Writing in Wednesday’s Washington Post, Charles Lane noted the hypocrisy of Harvard rejecting 95 percent of applicants while claiming to oppose “privilege and exclusion” — a stand the school has most recently chosen to demonstrate by banning members of single-gender social organizations from holding leadership positions in officially recognized undergraduate organizations.

Lane adds that, in pursuit of gender equity, applications for fellowships that require an official college endorsement will be off-limits to members of single-gender fraternities and sororities.

A ridiculously long letter defining and defending the school’s policy can be found on Harvard’s website; take the following excerpt as a trigger warning before taking in the entire text.

Discrimination is pernicious. Stereotypes and bias take hold, normalizing in a community behavior, which should be unacceptable. In this case, the discriminatory membership policies of these organizations have led to the perpetuation of spaces that are rife with power imbalances. The most entrenched of these spaces send an unambiguous message that they are the exclusive preserves of men.

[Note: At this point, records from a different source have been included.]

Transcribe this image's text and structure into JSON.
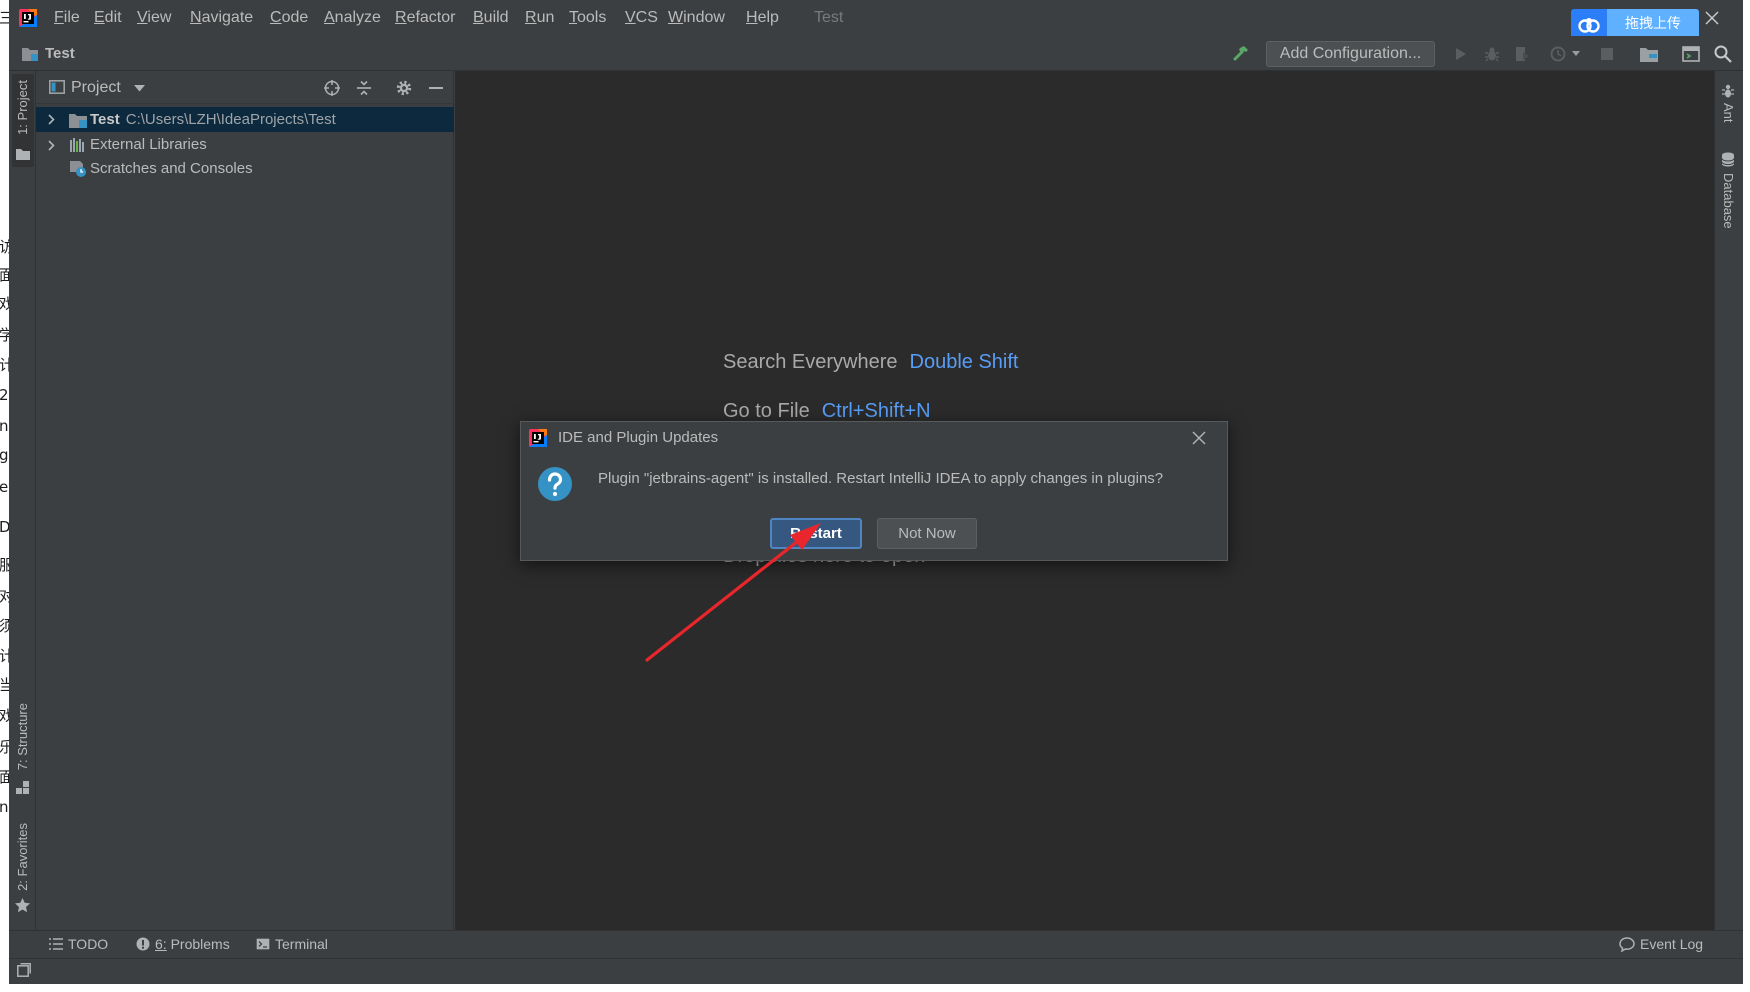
{
  "background_window": {
    "fragments": [
      "三",
      "访",
      "面",
      "戏",
      "学",
      "计",
      "2",
      "ns",
      "gs",
      "ey",
      "D",
      "服",
      "对",
      "须",
      "计",
      "当",
      "戏",
      "乐",
      "面",
      "n"
    ]
  },
  "menu": {
    "items": [
      "File",
      "Edit",
      "View",
      "Navigate",
      "Code",
      "Analyze",
      "Refactor",
      "Build",
      "Run",
      "Tools",
      "VCS",
      "Window",
      "Help"
    ],
    "project_title": "Test"
  },
  "upload_widget": {
    "label": "拖拽上传"
  },
  "toolbar": {
    "project_name": "Test",
    "add_configuration_label": "Add Configuration..."
  },
  "left_tool_strip": {
    "project_tab": "1: Project",
    "structure_tab": "7: Structure",
    "favorites_tab": "2: Favorites"
  },
  "right_tool_strip": {
    "ant_tab": "Ant",
    "database_tab": "Database"
  },
  "project_panel": {
    "title": "Project",
    "tree": [
      {
        "label": "Test",
        "path": "C:\\Users\\LZH\\IdeaProjects\\Test",
        "selected": true,
        "expandable": true
      },
      {
        "label": "External Libraries",
        "expandable": true
      },
      {
        "label": "Scratches and Consoles",
        "expandable": false
      }
    ]
  },
  "editor": {
    "hints": [
      {
        "label": "Search Everywhere",
        "shortcut": "Double Shift"
      },
      {
        "label": "Go to File",
        "shortcut": "Ctrl+Shift+N"
      }
    ],
    "drop_hint": "Drop files here to open"
  },
  "dialog": {
    "title": "IDE and Plugin Updates",
    "message": "Plugin \"jetbrains-agent\" is installed. Restart IntelliJ IDEA to apply changes in plugins?",
    "restart_label": "Restart",
    "not_now_label": "Not Now"
  },
  "bottom_tool_bar": {
    "todo": "TODO",
    "problems": "6: Problems",
    "terminal": "Terminal",
    "event_log": "Event Log"
  },
  "colors": {
    "chrome_background": "#3c3f41",
    "editor_background": "#2b2b2b",
    "text": "#bbbbbb",
    "shortcut": "#589df6",
    "selection": "#0d293e",
    "primary_button": "#365880",
    "annotation_arrow": "#e8262b"
  }
}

In their recruitment practices and through their extensive resources and access to networks of power, these organizations propagate exclusionary values that undermine those of the larger Harvard College community.

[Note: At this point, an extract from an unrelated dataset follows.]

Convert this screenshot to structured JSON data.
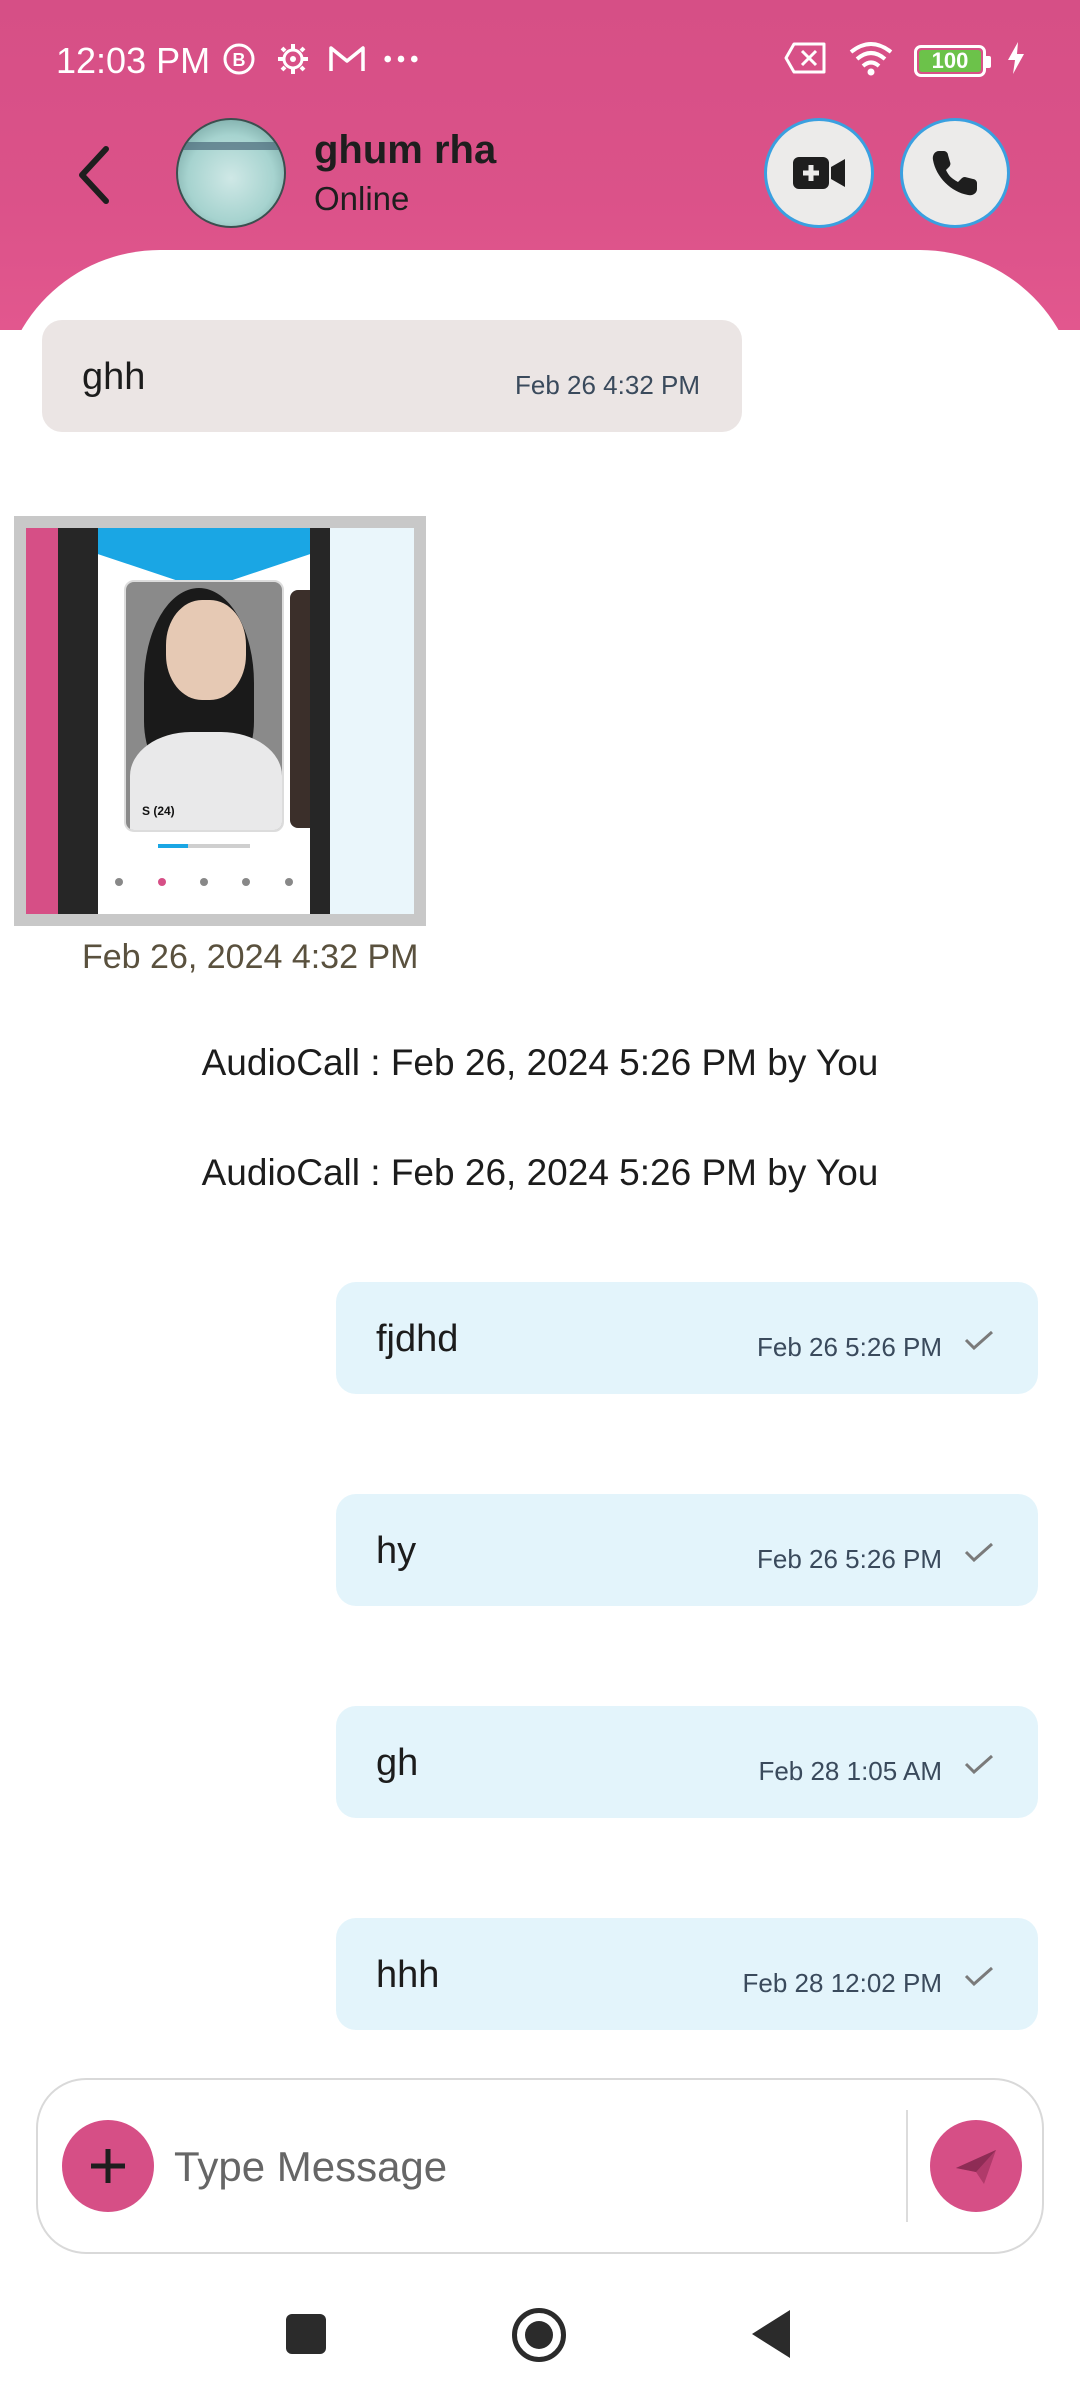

On the plus side, Harvard is offering to lend a hand to those “currently unrecognized single-gender social organizations transitioning to gender inclusive and open membership to identify opportunities to engage and support their positive functions of providing more inclusive social events, student leadership experiences and professional mentoring opportunities for their members.”

Harvard’s saving up for that, but money’s a little tight, with the Harvard Endowment currently falling a few million short of $38 billion.